** PROBLEM TO SOLVE **
This exercise calls for retyping every line below exactly, with the images omitted.

** PROVIDED RECORDS **
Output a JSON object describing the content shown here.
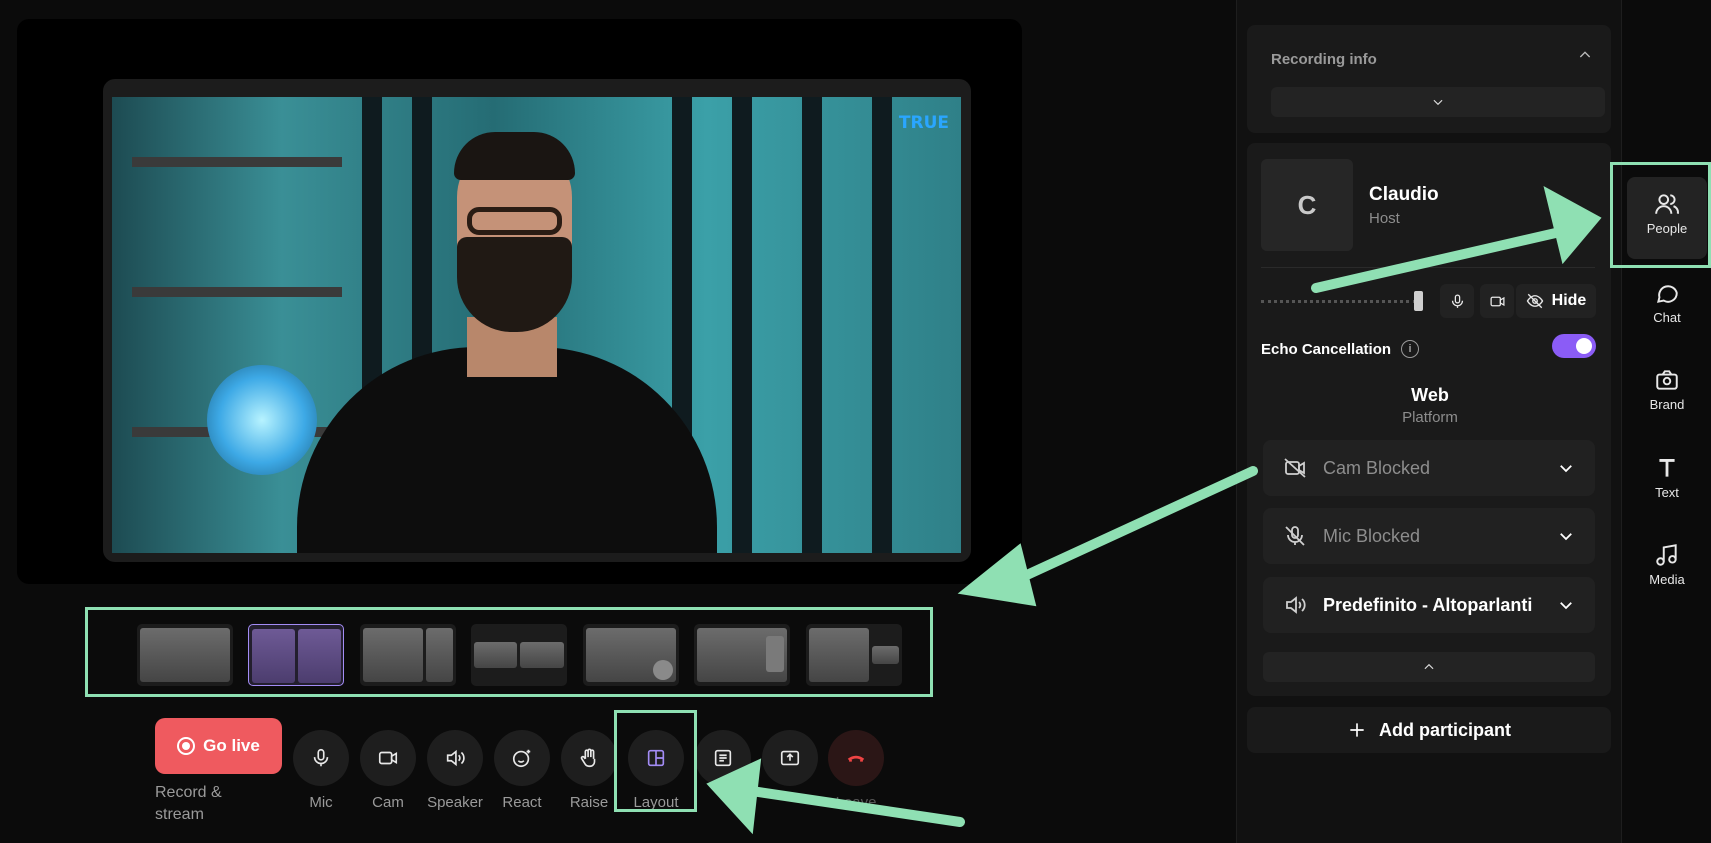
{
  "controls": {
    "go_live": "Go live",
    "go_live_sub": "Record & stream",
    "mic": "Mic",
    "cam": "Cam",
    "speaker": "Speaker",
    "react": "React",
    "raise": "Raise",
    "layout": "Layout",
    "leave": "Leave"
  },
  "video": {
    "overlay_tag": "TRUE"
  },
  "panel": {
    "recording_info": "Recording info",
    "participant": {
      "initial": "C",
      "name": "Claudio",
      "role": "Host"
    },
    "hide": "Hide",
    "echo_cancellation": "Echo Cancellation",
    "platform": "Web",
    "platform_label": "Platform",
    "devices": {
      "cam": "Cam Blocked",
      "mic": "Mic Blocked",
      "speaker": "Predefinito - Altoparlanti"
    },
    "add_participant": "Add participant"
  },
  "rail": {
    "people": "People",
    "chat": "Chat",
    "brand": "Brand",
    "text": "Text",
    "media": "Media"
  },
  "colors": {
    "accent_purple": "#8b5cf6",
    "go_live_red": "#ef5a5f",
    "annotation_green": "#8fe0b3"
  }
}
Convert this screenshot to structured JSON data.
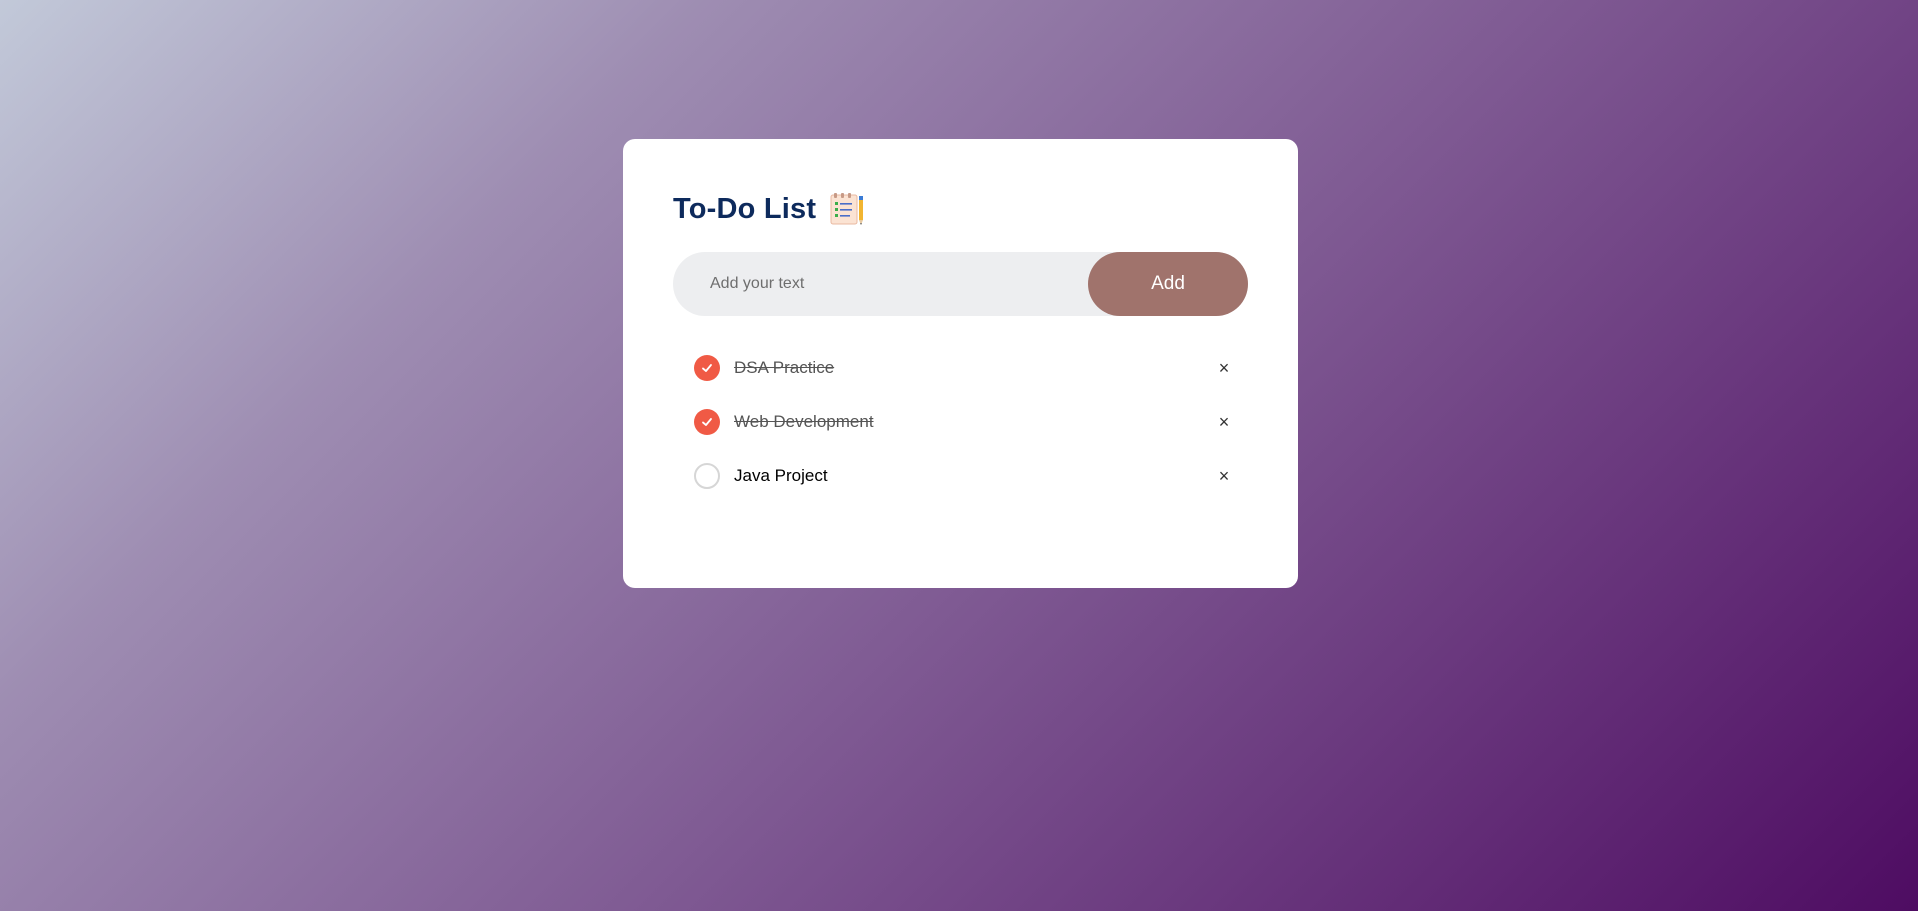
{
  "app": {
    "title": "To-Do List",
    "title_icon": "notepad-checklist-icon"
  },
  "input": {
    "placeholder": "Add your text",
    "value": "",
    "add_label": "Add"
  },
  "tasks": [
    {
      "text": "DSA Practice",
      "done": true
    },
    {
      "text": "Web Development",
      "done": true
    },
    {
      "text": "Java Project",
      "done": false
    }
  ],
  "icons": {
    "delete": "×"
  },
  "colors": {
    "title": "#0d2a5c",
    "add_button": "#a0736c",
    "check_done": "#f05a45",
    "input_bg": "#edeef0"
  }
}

** PROBLEM SOLUTION **
Output a JSON object describing the content shown here.
{
  "controls": {
    "go_live": "Go live",
    "go_live_sub": "Record & stream",
    "mic": "Mic",
    "cam": "Cam",
    "speaker": "Speaker",
    "react": "React",
    "raise": "Raise",
    "layout": "Layout",
    "leave": "Leave"
  },
  "video": {
    "overlay_tag": "TRUE"
  },
  "panel": {
    "recording_info": "Recording info",
    "participant": {
      "initial": "C",
      "name": "Claudio",
      "role": "Host"
    },
    "hide": "Hide",
    "echo_cancellation": "Echo Cancellation",
    "platform": "Web",
    "platform_label": "Platform",
    "devices": {
      "cam": "Cam Blocked",
      "mic": "Mic Blocked",
      "speaker": "Predefinito - Altoparlanti"
    },
    "add_participant": "Add participant"
  },
  "rail": {
    "people": "People",
    "chat": "Chat",
    "brand": "Brand",
    "text": "Text",
    "media": "Media"
  },
  "colors": {
    "accent_purple": "#8b5cf6",
    "go_live_red": "#ef5a5f",
    "annotation_green": "#8fe0b3"
  }
}
Convert this screenshot to structured JSON data.
{
  "app": {
    "title": "To-Do List",
    "title_icon": "notepad-checklist-icon"
  },
  "input": {
    "placeholder": "Add your text",
    "value": "",
    "add_label": "Add"
  },
  "tasks": [
    {
      "text": "DSA Practice",
      "done": true
    },
    {
      "text": "Web Development",
      "done": true
    },
    {
      "text": "Java Project",
      "done": false
    }
  ],
  "icons": {
    "delete": "×"
  },
  "colors": {
    "title": "#0d2a5c",
    "add_button": "#a0736c",
    "check_done": "#f05a45",
    "input_bg": "#edeef0"
  }
}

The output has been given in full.